# Work request
Find the string "Ignore" in the data, and copy out each line that has it.
========================================================================
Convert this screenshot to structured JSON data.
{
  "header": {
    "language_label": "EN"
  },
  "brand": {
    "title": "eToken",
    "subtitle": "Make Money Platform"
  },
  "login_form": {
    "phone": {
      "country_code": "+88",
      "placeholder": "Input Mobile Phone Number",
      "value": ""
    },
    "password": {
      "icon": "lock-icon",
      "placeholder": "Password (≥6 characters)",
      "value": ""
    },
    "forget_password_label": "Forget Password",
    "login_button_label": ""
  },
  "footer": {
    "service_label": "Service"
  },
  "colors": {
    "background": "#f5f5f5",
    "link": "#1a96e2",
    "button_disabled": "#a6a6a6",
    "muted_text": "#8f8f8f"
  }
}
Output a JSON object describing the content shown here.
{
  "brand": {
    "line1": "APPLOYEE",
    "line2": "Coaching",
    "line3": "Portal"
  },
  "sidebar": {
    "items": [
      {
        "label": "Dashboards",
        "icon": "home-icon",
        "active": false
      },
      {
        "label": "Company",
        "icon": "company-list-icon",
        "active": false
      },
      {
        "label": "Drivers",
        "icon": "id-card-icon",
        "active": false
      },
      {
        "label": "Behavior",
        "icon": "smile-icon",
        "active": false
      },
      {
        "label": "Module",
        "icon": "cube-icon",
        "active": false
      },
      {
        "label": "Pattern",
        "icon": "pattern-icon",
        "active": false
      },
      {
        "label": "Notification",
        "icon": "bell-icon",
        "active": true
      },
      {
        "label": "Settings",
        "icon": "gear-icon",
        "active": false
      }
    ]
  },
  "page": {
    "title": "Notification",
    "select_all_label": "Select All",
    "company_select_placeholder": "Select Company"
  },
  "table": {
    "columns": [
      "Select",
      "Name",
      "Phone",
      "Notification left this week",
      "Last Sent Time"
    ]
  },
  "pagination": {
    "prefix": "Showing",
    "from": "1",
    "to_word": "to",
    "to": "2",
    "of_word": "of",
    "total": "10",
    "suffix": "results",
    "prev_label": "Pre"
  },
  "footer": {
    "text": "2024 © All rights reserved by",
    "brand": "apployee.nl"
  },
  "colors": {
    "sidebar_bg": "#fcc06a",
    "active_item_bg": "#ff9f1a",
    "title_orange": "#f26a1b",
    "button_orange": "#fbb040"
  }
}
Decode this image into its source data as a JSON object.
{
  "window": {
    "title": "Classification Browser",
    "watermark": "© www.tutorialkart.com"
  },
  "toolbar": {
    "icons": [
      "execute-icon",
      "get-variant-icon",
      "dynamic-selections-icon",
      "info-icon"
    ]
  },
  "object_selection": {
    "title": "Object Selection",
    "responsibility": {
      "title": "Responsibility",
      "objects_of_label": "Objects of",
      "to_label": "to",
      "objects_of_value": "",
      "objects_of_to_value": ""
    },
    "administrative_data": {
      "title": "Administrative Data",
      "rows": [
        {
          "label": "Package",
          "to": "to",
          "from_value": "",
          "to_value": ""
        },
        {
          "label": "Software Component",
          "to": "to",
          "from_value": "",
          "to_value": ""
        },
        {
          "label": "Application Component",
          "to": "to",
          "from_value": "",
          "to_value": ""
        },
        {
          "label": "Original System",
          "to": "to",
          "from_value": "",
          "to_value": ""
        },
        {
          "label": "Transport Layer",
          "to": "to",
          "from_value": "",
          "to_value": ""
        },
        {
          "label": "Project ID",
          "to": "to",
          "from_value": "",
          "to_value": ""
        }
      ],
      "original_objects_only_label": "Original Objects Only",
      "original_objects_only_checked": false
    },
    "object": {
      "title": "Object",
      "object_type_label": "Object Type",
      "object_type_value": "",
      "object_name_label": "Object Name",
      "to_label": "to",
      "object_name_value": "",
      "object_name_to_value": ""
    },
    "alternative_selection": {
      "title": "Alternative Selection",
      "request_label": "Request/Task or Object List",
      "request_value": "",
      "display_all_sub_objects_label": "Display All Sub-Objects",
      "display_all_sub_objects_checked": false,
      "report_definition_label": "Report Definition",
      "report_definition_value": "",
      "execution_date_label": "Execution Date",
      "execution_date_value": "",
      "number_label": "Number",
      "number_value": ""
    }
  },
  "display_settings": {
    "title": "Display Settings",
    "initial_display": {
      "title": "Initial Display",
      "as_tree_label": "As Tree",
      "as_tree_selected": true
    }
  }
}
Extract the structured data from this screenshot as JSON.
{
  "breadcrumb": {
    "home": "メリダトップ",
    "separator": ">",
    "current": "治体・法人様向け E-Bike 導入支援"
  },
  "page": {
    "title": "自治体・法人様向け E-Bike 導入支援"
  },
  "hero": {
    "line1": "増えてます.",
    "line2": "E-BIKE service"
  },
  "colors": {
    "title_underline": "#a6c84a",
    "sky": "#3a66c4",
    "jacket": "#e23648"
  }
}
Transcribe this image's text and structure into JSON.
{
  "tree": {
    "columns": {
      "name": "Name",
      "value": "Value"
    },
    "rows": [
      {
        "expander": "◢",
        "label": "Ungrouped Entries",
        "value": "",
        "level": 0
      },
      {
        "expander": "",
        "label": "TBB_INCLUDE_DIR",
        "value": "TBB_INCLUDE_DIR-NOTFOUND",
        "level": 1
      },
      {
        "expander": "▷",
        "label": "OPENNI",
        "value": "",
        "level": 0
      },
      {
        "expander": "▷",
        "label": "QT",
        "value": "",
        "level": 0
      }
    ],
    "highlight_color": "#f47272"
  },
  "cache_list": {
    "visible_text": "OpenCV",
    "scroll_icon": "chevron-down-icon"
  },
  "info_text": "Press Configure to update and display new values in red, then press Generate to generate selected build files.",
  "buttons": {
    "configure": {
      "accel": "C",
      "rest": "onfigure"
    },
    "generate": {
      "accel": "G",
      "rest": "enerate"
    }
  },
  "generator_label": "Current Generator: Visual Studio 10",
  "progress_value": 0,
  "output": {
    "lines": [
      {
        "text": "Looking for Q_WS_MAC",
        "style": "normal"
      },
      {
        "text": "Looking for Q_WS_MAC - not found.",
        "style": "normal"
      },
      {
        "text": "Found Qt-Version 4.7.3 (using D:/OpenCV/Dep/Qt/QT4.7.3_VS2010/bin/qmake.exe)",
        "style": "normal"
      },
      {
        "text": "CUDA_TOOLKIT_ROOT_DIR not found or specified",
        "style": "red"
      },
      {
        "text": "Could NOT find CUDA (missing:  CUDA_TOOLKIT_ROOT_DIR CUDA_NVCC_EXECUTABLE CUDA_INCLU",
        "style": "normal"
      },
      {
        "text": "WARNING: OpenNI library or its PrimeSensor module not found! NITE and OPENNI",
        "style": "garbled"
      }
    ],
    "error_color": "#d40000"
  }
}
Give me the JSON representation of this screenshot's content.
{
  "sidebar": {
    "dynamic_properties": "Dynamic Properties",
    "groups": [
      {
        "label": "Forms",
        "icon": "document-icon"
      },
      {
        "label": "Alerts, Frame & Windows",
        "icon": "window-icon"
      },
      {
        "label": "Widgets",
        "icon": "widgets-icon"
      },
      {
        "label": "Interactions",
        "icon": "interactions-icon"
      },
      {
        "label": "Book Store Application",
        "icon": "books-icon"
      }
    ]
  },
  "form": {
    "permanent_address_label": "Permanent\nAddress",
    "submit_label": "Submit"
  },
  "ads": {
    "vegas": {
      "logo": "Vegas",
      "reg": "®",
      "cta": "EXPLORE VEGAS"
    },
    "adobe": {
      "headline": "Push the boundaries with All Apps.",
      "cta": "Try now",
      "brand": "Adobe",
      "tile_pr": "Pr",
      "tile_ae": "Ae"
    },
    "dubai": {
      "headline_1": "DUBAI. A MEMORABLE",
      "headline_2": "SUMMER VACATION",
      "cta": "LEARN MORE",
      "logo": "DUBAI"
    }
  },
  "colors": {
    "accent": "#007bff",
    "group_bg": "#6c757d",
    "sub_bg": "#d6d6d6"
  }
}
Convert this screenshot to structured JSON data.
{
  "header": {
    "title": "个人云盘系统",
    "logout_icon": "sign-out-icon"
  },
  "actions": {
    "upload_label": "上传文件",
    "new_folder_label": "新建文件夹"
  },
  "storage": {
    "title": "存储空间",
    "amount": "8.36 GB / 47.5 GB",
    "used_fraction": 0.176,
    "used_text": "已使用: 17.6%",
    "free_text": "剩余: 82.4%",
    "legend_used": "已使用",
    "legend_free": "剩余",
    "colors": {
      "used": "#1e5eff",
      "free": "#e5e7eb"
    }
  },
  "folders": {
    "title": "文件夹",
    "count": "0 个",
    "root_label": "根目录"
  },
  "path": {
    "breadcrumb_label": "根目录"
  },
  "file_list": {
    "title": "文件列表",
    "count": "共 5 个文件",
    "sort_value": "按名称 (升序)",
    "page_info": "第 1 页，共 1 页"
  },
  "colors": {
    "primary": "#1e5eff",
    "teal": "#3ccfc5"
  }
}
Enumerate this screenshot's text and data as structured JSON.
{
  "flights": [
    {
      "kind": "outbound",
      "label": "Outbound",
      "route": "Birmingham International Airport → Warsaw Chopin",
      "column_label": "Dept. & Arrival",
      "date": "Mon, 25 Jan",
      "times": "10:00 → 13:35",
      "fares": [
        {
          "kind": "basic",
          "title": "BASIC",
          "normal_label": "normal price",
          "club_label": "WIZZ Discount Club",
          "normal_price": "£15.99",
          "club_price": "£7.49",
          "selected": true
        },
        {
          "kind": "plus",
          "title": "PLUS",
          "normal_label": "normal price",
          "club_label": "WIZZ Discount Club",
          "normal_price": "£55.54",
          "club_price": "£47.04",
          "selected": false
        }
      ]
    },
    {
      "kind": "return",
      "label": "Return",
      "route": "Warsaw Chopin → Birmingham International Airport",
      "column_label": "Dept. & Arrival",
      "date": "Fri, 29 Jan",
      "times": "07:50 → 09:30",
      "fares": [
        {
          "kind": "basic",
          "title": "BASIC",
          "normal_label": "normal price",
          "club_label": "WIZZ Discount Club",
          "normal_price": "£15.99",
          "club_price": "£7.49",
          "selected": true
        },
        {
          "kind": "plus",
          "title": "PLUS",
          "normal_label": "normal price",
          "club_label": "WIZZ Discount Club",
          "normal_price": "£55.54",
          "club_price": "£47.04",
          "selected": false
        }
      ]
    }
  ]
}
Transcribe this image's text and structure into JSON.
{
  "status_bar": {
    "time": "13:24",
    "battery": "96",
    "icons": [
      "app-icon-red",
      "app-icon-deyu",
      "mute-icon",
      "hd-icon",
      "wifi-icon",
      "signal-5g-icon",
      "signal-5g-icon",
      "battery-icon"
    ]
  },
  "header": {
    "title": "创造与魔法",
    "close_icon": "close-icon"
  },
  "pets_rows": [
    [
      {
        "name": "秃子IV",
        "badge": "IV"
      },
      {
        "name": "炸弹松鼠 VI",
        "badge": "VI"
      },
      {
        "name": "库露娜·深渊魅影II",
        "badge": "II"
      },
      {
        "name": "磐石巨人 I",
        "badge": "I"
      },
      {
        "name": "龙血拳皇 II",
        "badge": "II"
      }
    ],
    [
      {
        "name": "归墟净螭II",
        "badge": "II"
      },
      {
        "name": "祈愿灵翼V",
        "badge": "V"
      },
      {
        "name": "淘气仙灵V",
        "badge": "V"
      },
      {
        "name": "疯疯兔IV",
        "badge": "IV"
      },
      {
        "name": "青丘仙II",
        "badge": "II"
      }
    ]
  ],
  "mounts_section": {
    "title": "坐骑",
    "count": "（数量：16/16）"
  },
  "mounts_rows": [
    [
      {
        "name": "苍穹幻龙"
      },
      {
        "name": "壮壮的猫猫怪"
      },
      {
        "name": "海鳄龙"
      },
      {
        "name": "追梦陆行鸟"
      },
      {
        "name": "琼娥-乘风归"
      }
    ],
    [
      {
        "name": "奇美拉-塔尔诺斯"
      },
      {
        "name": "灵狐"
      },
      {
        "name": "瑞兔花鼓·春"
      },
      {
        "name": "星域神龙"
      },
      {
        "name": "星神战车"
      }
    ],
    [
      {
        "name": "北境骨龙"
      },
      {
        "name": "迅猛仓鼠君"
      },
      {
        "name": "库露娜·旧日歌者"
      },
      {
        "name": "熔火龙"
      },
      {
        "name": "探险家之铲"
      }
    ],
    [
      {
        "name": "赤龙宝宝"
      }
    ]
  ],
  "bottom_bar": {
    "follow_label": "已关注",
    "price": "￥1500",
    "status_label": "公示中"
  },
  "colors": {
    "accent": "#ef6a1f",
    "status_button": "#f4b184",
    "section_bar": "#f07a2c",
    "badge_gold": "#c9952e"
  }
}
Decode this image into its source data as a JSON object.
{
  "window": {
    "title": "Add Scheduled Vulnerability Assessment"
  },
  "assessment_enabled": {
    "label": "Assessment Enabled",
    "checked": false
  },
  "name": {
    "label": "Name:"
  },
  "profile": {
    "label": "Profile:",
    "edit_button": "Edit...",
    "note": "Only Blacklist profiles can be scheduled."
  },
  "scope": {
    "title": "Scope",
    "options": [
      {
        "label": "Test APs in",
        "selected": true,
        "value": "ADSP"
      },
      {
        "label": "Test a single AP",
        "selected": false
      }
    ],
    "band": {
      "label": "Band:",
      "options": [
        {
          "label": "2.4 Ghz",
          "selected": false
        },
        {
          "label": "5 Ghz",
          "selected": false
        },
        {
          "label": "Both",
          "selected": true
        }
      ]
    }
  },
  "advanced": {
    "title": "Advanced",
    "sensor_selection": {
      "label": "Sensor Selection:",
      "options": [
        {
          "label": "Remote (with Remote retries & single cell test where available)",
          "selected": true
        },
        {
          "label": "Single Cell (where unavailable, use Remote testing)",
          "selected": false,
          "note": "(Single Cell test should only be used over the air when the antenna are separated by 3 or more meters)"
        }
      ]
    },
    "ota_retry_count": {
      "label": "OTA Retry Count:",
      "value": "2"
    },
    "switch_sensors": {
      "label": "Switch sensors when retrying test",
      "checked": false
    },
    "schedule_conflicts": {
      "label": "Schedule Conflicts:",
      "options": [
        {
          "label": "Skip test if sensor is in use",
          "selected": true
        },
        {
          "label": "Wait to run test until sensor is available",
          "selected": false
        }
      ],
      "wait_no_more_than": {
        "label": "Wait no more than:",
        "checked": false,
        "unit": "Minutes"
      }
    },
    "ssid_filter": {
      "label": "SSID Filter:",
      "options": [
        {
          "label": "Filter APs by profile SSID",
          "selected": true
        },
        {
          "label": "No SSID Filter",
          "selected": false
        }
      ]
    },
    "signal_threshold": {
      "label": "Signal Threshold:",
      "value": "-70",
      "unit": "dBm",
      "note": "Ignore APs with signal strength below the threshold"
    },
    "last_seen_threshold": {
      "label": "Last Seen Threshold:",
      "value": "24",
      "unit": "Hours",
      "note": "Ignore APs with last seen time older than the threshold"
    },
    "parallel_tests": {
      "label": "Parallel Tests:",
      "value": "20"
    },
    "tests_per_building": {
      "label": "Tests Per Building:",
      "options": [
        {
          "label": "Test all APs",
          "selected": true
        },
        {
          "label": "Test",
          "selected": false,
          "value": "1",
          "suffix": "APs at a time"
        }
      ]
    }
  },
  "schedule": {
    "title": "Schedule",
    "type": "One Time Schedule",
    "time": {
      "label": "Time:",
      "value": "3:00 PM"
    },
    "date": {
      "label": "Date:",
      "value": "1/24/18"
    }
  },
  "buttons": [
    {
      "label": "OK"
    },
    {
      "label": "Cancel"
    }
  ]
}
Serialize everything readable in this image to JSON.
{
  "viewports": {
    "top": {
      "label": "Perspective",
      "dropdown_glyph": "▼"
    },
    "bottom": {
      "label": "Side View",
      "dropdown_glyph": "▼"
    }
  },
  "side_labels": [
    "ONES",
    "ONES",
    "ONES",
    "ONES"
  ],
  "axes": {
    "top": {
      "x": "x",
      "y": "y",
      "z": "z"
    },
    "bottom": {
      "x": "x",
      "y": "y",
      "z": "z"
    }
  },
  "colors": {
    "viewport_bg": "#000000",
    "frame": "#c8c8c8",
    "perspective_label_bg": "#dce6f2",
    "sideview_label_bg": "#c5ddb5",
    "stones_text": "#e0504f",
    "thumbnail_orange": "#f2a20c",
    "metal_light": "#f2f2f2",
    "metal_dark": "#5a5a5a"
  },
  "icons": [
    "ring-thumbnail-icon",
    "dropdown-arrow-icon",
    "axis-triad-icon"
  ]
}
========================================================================
# Expected answer
      "note": "Ignore APs with signal strength below the threshold"
      "note": "Ignore APs with last seen time older than the threshold"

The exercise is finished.